Air pollution can harm you even when you are inside your own houses.
Air pollution can harm you even when you are inside your own houses.
Some more Criteria air pollutants:

When Carbon monoxide reacts with blood haemoglobin, it reduces the oxygen-carrying capacity of blood and hence can cause damage to the nervous system. It causes a headache, fatigue, dizziness, coma, respiratory failure, and eventually death.

Nitrogen dioxide is mostly an indoor air pollutant released due to the increasing use of gas stoves. Exposure to high levels of nitrogen dioxide can lead to respiratory distress with symptoms such as cough, shortness of breath, and tightness in the chest.

Air Pollution Cardiovascular Effects:

The above-mentioned actions of air pollutants in the respiratory tract can also affect the cardiovascular system. The inflammation in the breathing tract induces transient hypercoagulability (abnormal blood clotting), the progression of atherosclerosis, and propensity to plaque rupture, especially in people with coronary atheroma. Long-term exposure to Air Pollution can also speed up the atherogenesis process, heart rate invariability, and arrhythmia (irregular heartbeat). Some recent studies have also found a significant relationship between heart attack (Myocardial infarction) and exposure to polluted air.
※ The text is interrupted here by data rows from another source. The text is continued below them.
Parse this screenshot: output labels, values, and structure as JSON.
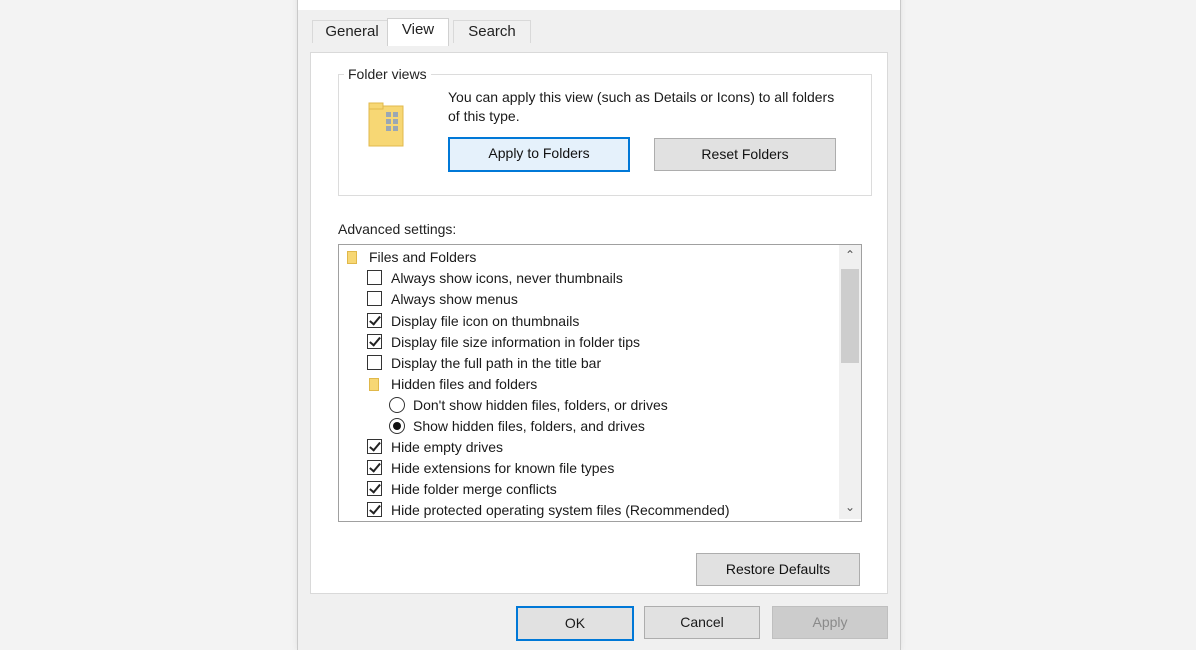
{
  "tabs": [
    {
      "label": "General"
    },
    {
      "label": "View"
    },
    {
      "label": "Search"
    }
  ],
  "folder_views": {
    "legend": "Folder views",
    "description": "You can apply this view (such as Details or Icons) to all folders of this type.",
    "apply_button": "Apply to Folders",
    "reset_button": "Reset Folders"
  },
  "advanced": {
    "label": "Advanced settings:",
    "items": [
      {
        "kind": "folder",
        "label": "Files and Folders"
      },
      {
        "kind": "checkbox",
        "checked": false,
        "label": "Always show icons, never thumbnails"
      },
      {
        "kind": "checkbox",
        "checked": false,
        "label": "Always show menus"
      },
      {
        "kind": "checkbox",
        "checked": true,
        "label": "Display file icon on thumbnails"
      },
      {
        "kind": "checkbox",
        "checked": true,
        "label": "Display file size information in folder tips"
      },
      {
        "kind": "checkbox",
        "checked": false,
        "label": "Display the full path in the title bar"
      },
      {
        "kind": "folder",
        "label": "Hidden files and folders"
      },
      {
        "kind": "radio",
        "checked": false,
        "label": "Don't show hidden files, folders, or drives"
      },
      {
        "kind": "radio",
        "checked": true,
        "label": "Show hidden files, folders, and drives"
      },
      {
        "kind": "checkbox",
        "checked": true,
        "label": "Hide empty drives"
      },
      {
        "kind": "checkbox",
        "checked": true,
        "label": "Hide extensions for known file types"
      },
      {
        "kind": "checkbox",
        "checked": true,
        "label": "Hide folder merge conflicts"
      },
      {
        "kind": "checkbox",
        "checked": true,
        "label": "Hide protected operating system files (Recommended)"
      }
    ]
  },
  "restore_button": "Restore Defaults",
  "footer": {
    "ok": "OK",
    "cancel": "Cancel",
    "apply": "Apply"
  },
  "colors": {
    "accent": "#0078d7",
    "folder": "#f7d774"
  }
}
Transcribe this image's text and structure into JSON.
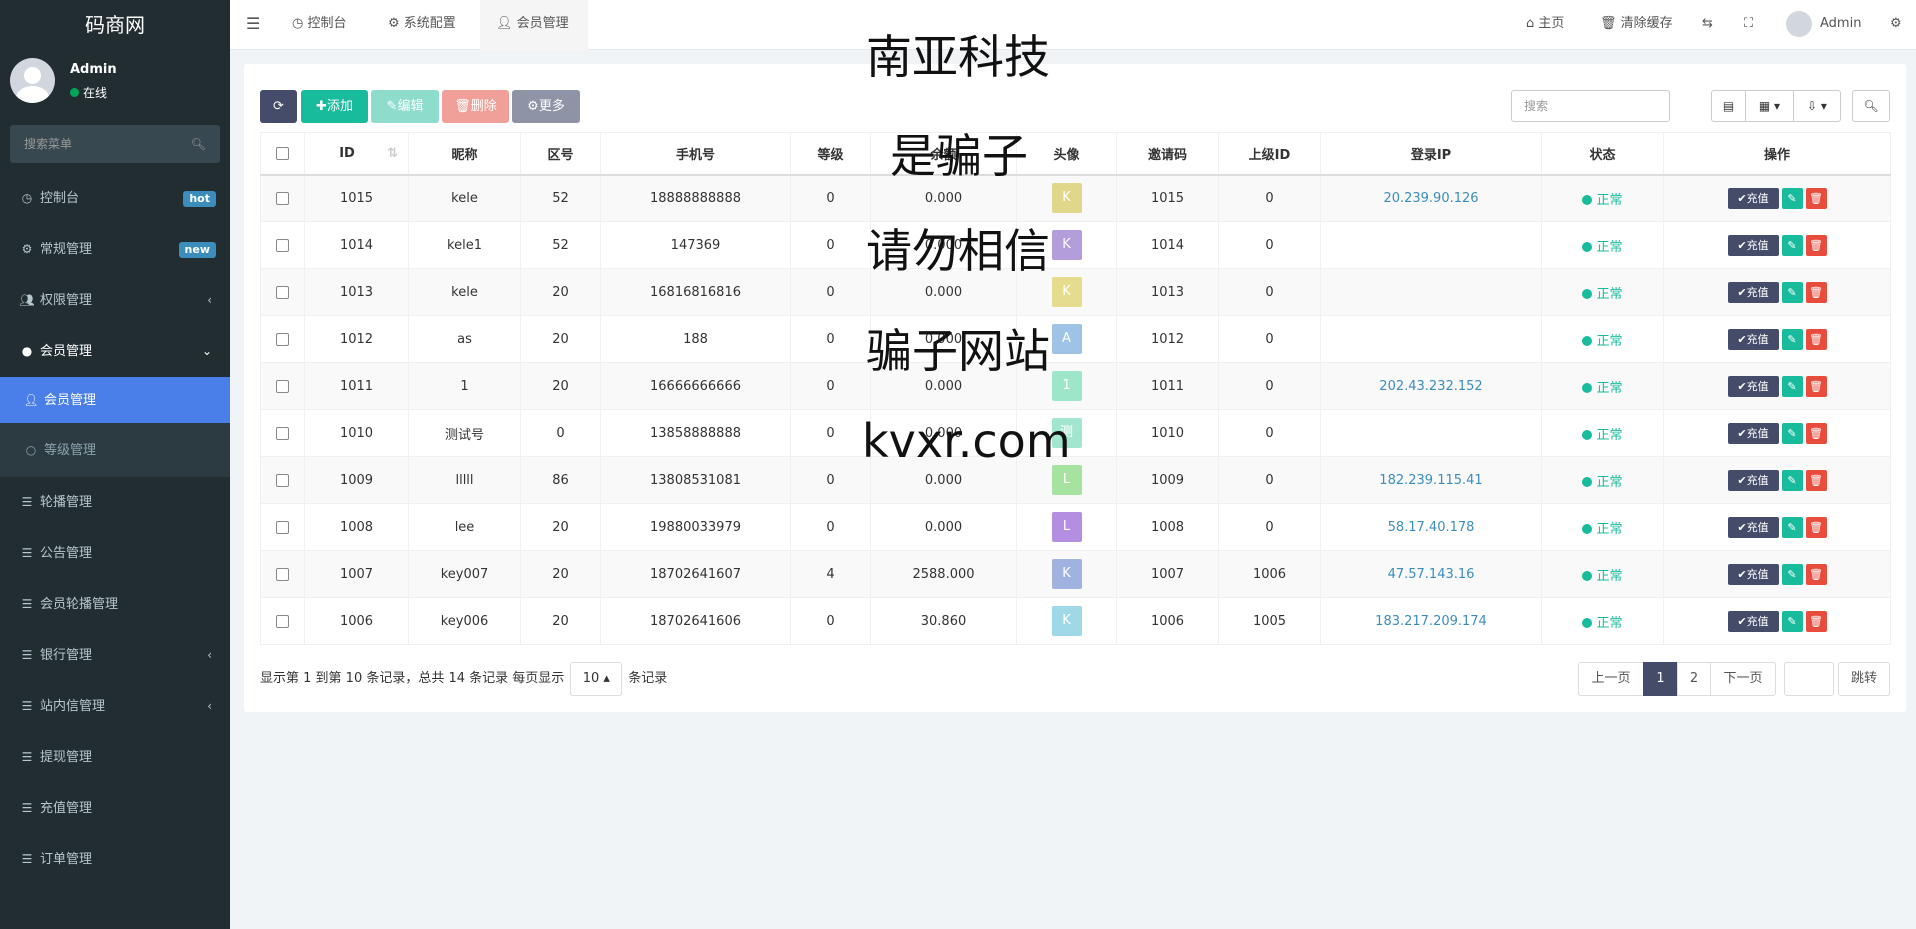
{
  "sidebar": {
    "logo": "码商网",
    "user_name": "Admin",
    "user_status": "在线",
    "search_placeholder": "搜索菜单",
    "items": [
      {
        "label": "控制台",
        "badge": "hot",
        "badge_color": "#3c8dbc"
      },
      {
        "label": "常规管理",
        "badge": "new",
        "badge_color": "#3c8dbc"
      },
      {
        "label": "权限管理",
        "chevron": "‹"
      },
      {
        "label": "会员管理",
        "chevron": "⌄"
      },
      {
        "label": "会员管理"
      },
      {
        "label": "等级管理"
      },
      {
        "label": "轮播管理"
      },
      {
        "label": "公告管理"
      },
      {
        "label": "会员轮播管理"
      },
      {
        "label": "银行管理",
        "chevron": "‹"
      },
      {
        "label": "站内信管理",
        "chevron": "‹"
      },
      {
        "label": "提现管理"
      },
      {
        "label": "充值管理"
      },
      {
        "label": "订单管理"
      }
    ]
  },
  "topbar": {
    "tabs": [
      "控制台",
      "系统配置",
      "会员管理"
    ],
    "home": "主页",
    "clear_cache": "清除缓存",
    "admin": "Admin"
  },
  "toolbar": {
    "add": "添加",
    "edit": "编辑",
    "delete": "删除",
    "more": "更多",
    "search_placeholder": "搜索"
  },
  "table": {
    "headers": [
      "ID",
      "昵称",
      "区号",
      "手机号",
      "等级",
      "余额",
      "头像",
      "邀请码",
      "上级ID",
      "登录IP",
      "状态",
      "操作"
    ],
    "rows": [
      {
        "id": "1015",
        "nick": "kele",
        "area": "52",
        "phone": "18888888888",
        "level": "0",
        "balance": "0.000",
        "avatar": "K",
        "avatar_color": "#e0d78a",
        "invite": "1015",
        "parent": "0",
        "ip": "20.239.90.126",
        "status": "正常"
      },
      {
        "id": "1014",
        "nick": "kele1",
        "area": "52",
        "phone": "147369",
        "level": "0",
        "balance": "0.000",
        "avatar": "K",
        "avatar_color": "#b39ddb",
        "invite": "1014",
        "parent": "0",
        "ip": "",
        "status": "正常"
      },
      {
        "id": "1013",
        "nick": "kele",
        "area": "20",
        "phone": "16816816816",
        "level": "0",
        "balance": "0.000",
        "avatar": "K",
        "avatar_color": "#e6dc8e",
        "invite": "1013",
        "parent": "0",
        "ip": "",
        "status": "正常"
      },
      {
        "id": "1012",
        "nick": "as",
        "area": "20",
        "phone": "188",
        "level": "0",
        "balance": "0.000",
        "avatar": "A",
        "avatar_color": "#9fc3e7",
        "invite": "1012",
        "parent": "0",
        "ip": "",
        "status": "正常"
      },
      {
        "id": "1011",
        "nick": "1",
        "area": "20",
        "phone": "16666666666",
        "level": "0",
        "balance": "0.000",
        "avatar": "1",
        "avatar_color": "#9ee6c9",
        "invite": "1011",
        "parent": "0",
        "ip": "202.43.232.152",
        "status": "正常"
      },
      {
        "id": "1010",
        "nick": "测试号",
        "area": "0",
        "phone": "13858888888",
        "level": "0",
        "balance": "0.000",
        "avatar": "测",
        "avatar_color": "#a3e6d0",
        "invite": "1010",
        "parent": "0",
        "ip": "",
        "status": "正常"
      },
      {
        "id": "1009",
        "nick": "lllll",
        "area": "86",
        "phone": "13808531081",
        "level": "0",
        "balance": "0.000",
        "avatar": "L",
        "avatar_color": "#a6e3a1",
        "invite": "1009",
        "parent": "0",
        "ip": "182.239.115.41",
        "status": "正常"
      },
      {
        "id": "1008",
        "nick": "lee",
        "area": "20",
        "phone": "19880033979",
        "level": "0",
        "balance": "0.000",
        "avatar": "L",
        "avatar_color": "#b48ee0",
        "invite": "1008",
        "parent": "0",
        "ip": "58.17.40.178",
        "status": "正常"
      },
      {
        "id": "1007",
        "nick": "key007",
        "area": "20",
        "phone": "18702641607",
        "level": "4",
        "balance": "2588.000",
        "avatar": "K",
        "avatar_color": "#9fb2e0",
        "invite": "1007",
        "parent": "1006",
        "ip": "47.57.143.16",
        "status": "正常"
      },
      {
        "id": "1006",
        "nick": "key006",
        "area": "20",
        "phone": "18702641606",
        "level": "0",
        "balance": "30.860",
        "avatar": "K",
        "avatar_color": "#9fd8e6",
        "invite": "1006",
        "parent": "1005",
        "ip": "183.217.209.174",
        "status": "正常"
      }
    ],
    "recharge_label": "充值"
  },
  "footer": {
    "info_prefix": "显示第 1 到第 10 条记录，总共 14 条记录 每页显示",
    "page_size": "10",
    "info_suffix": "条记录",
    "prev": "上一页",
    "page1": "1",
    "page2": "2",
    "next": "下一页",
    "jump": "跳转"
  },
  "watermark": [
    "南亚科技",
    "是骗子",
    "请勿相信",
    "骗子网站",
    "kvxr.com"
  ],
  "colors": {
    "sidebar": "#222d32",
    "accent": "#4a7ee8",
    "add": "#18bc9c",
    "delete": "#e74c3c",
    "dark": "#444c69"
  }
}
Air Pollution in Reproductive and Child Health:

Long-term exposure to the air pollutants poses risks even to an unborn child. It causes Intrauterine growth restriction -low birth weight at term, intrauterine growth retardation, smaller fetus for gestational age etc.

Indoor Air Pollution :

Some of the major causes of indoor air pollution are indoor smoking and burning of fuels for cooking purposes, especially in the second and third world countries. The people in these countries cook and heat their homes with biomass fuels and coal. Thus the main noxious gas released is sulfur dioxide, that causes respiratory issues and eye irritation

 

In Delhi, air pollution is a major concern.
In Delhi, air pollution is a major concern.
Quality of life:

Man is not just affected physically but his mental peace takes a toll too when the feelings of insecurity and the perception of having to live in a hazardous environment take over. Severe annoyance, sleep disturbances, reduced the ability to concentrate, communicate or perform normal daily tasks also accompany the psychological stress issues.

Some of the issues are too massive to be controlled at an individual level but a resolution to change can, of course, make a significant impact. Individually we are just one drop of water but together we can make a big ocean.

Simple steps involve following the government regulations in your state regarding the upkeep of your vehicles, carpooling, avoiding the burning of coal, adequate ventilation of your homes to dilute the effect of indoor air pollutants among others.

Wish for a change? Be the change! Same Condition

Air Pollution Health Effects